Hats and head coverings have been used for thousands of years to communicate social status, protect the wearer against the elements, express individual style and convey religious affiliations. Despite their popularity through the ages, there are few well-known poems in which hats are the primary subject.
Ancient Greece is one of the earliest known cultures to use hats. In the Middle Ages, virtually everyone wore some sort of head covering, and the type worn denoted social status.
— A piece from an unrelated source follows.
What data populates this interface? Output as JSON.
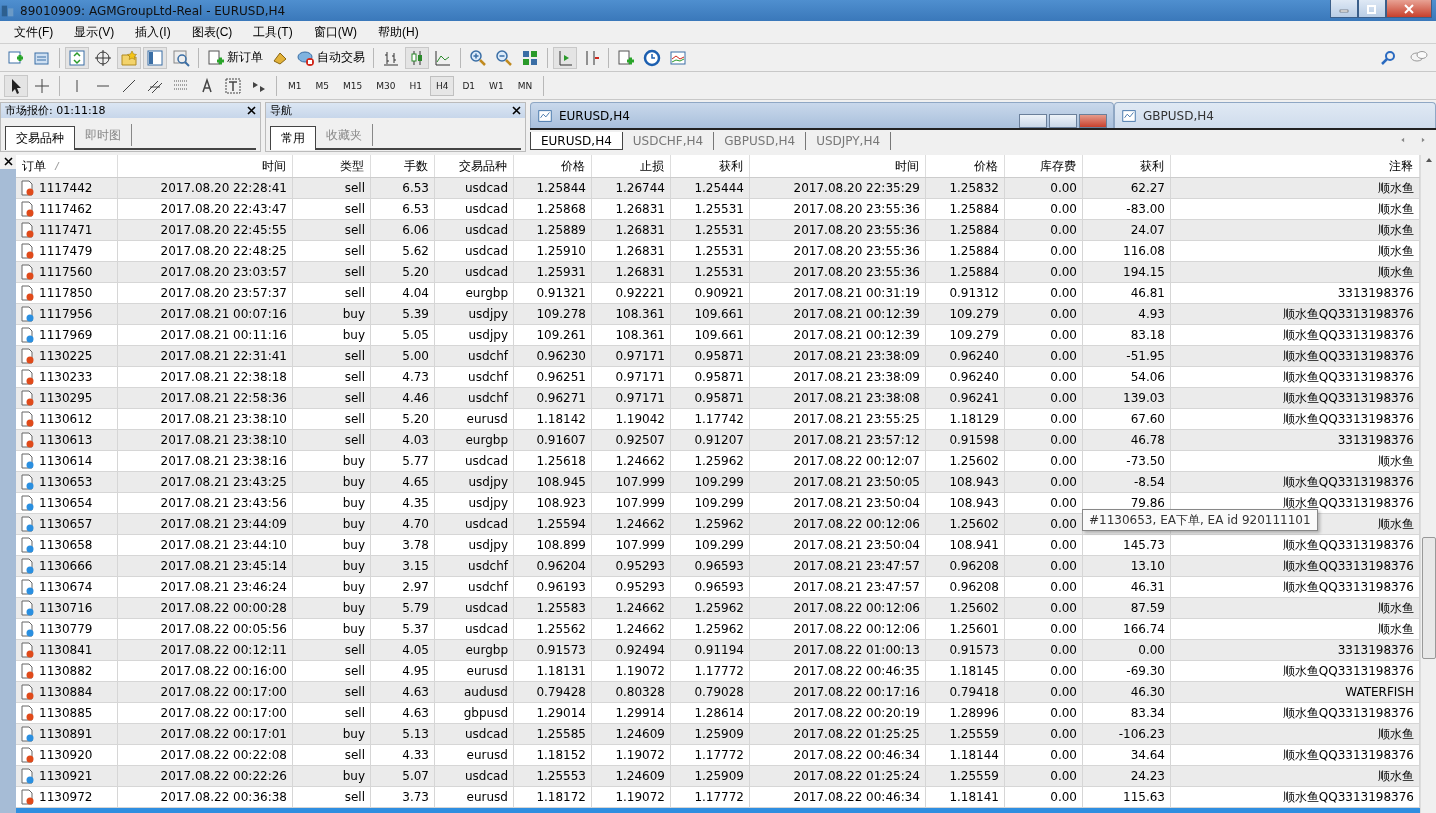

In the 1800s, one of the most popular hat styles for women was the wide-brimmed bonnet, which could be decorates with ribbons, flowers and feathers.
In 2014, some of the most popular hat styles around the world include the ascot cap, akubra, beanie, beret, Panama, patrol cap, Fez, Fedora, baseball cap and sombrero. Other common head coverings include the balaclava, Ghutrah, turban, toque and headscarf.Learn more about Poetry
A color poem is an exercise that allows children to write their first poems by focusing on a single color. Children can also create graphic designs using the color or print the poem in appropriately colored ink.Full Answer >
"Blow, Blow Thou Winter Wind" by William Shakespeare is a lyrical poem found in his play "As You Like It." Lyrical poems are those that have musical qualities. The character to whom the lines belong, Amiens, sings the poem.Full Answer >
Funny Christmas poems include "Christmas Cheer," "A Politically Correct Christmas Poem" and "Neath Mistletoe." These poems are meant to highlight the lighter side of Christmas.Full Answer >
Three children's poems that utilize repetition are "Was Ever a Dream a Drum?" by Carl Sandburg, "Spring" by Karla Kuskin, "Snow" by Mary Ann Hoberman and "Sing Me a Song" by N.M. Bodecker. The repetition in these poems is repeated sounds (called alliteration), words or a combination of both.Full Answer >